Quality - Used
Condition - Fair
The lives of the Romantic poets are so myth-strewn they have long lost touch with reality. In focusing on the women who tangled with Keats, Shelley and Byron, Jude Morgan has found a relatively lightly trodden path to the hearts and minds of these monstrous prodigies. His novel begins, appropriately, with the attempted suicide of the symbolic mother of them all, Mary Wollstonecraft, who is later to die after giving birth to Mary Shelley.
So far so dramatic, with France in revolutionary turmoil to add to the fun, but patience is stretched to its limits as the childhoods of Shelley, Fanny Brawne, Augusta Leigh and Caroline Lamb are chronicled, against a fragmented whistle-stop tour of the period's history. To get to the heart of a tale indecently blessed with melodrama, the reader has to trust that delectable excitements lie beyond this quiet prelude.
They do, and our heroines' love-lives are soon blossoming. Augusta meets her half-brother, Lord Byron, then throws in her lot with the ineffectual George Leigh. The unhinged Caroline marries William Lamb, then clocks Byron, who has "travelled to places where fabulous indolent sultans and viziers loll in their harems, and bandits descend from authentic sierras".
Byron and Caroline's passionate affair ends, whereupon the poor Lady Lamb takes to stalking the man who is now happily consorting with his half-sister. Mary shocks her father, the radical William Godwin, by eloping with the married Shelley and setting up a peripatetic ménage with her stepsister ("Shelley believed that love, like wealth, should be shared"). The trio decamps to Switzerland, with Byron and his physician Dr Polidori, and ghost stories and world-famous literature duly ensue. Keats enters the picture, and the tragedies escalate.
Once Passion gathers pace, it becomes unputdownable. Stunningly well researched, its multi-stranded epic qualities can't fail to hook and seduce. Morgan's greatest strength lies in his effortless ability to empathise with his female protagonists. In fact, his women far outpace his male characters, the inevitable problem of giving voice to some of the greatest writers in the English language resulting in dialogue that can but wanly echo the lyricism that expressed itself even in casual epistolary form.

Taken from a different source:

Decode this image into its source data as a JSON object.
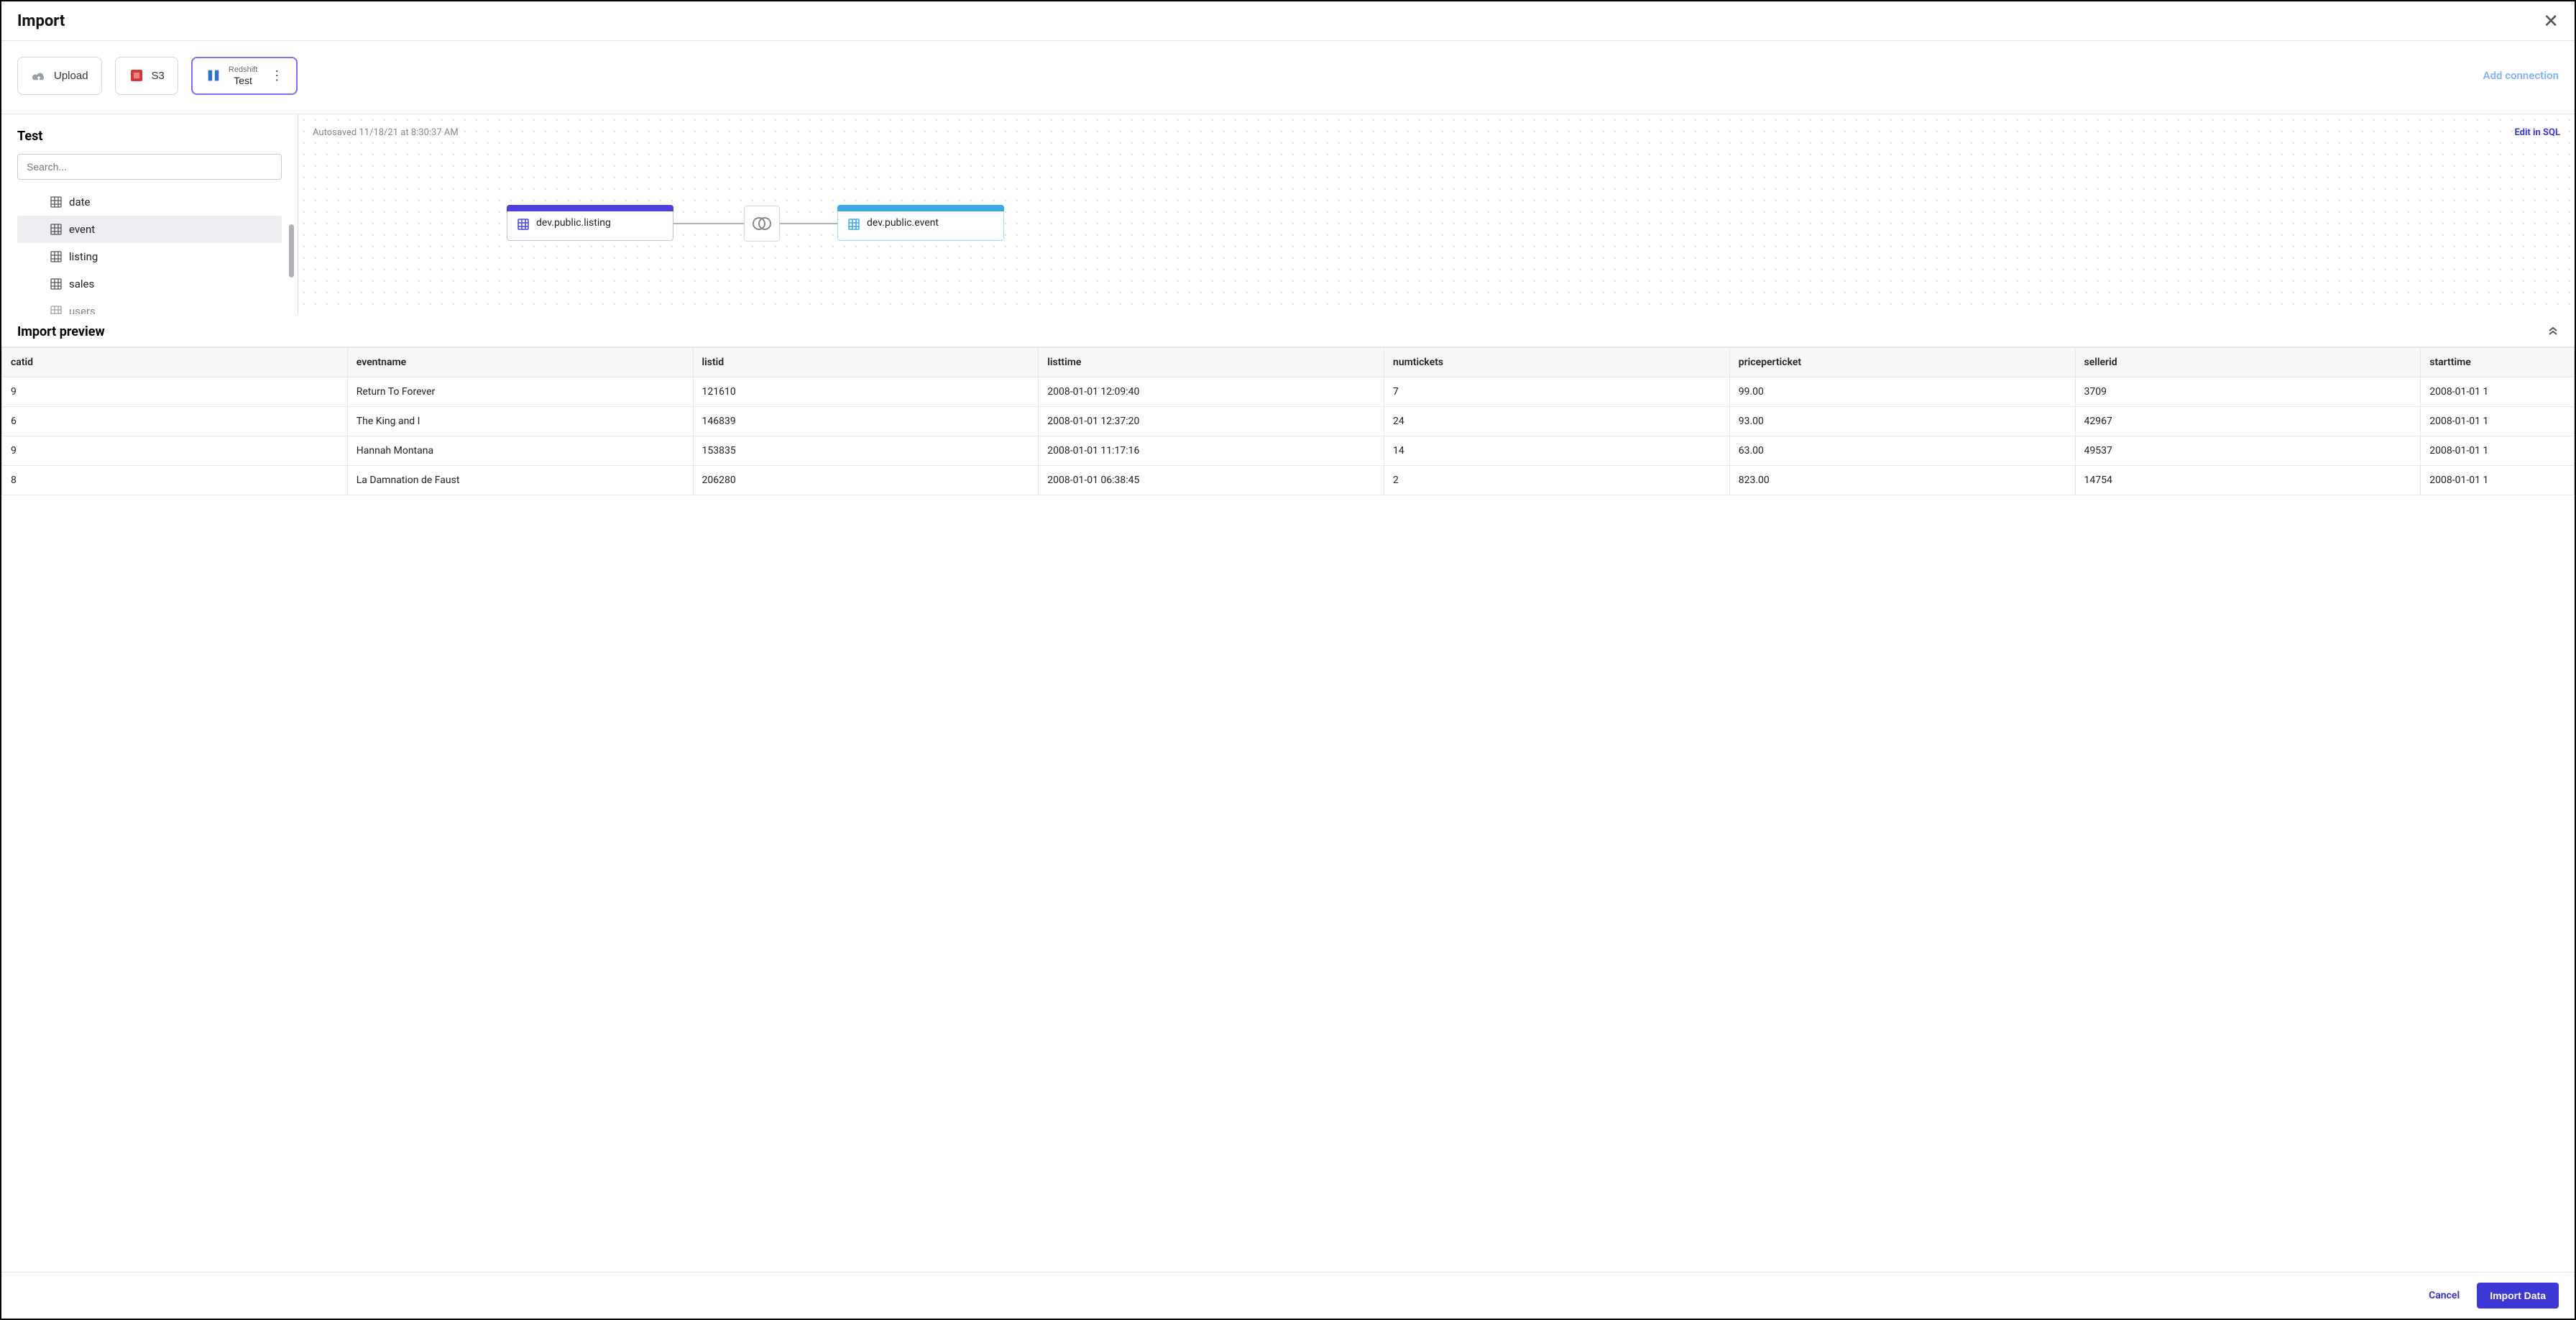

Biographical veracity is arguably necessary, but in a novel such as Passion, which treads a fine line between light historical romance and a more serious intellectual investigation, liberties are there for the taking.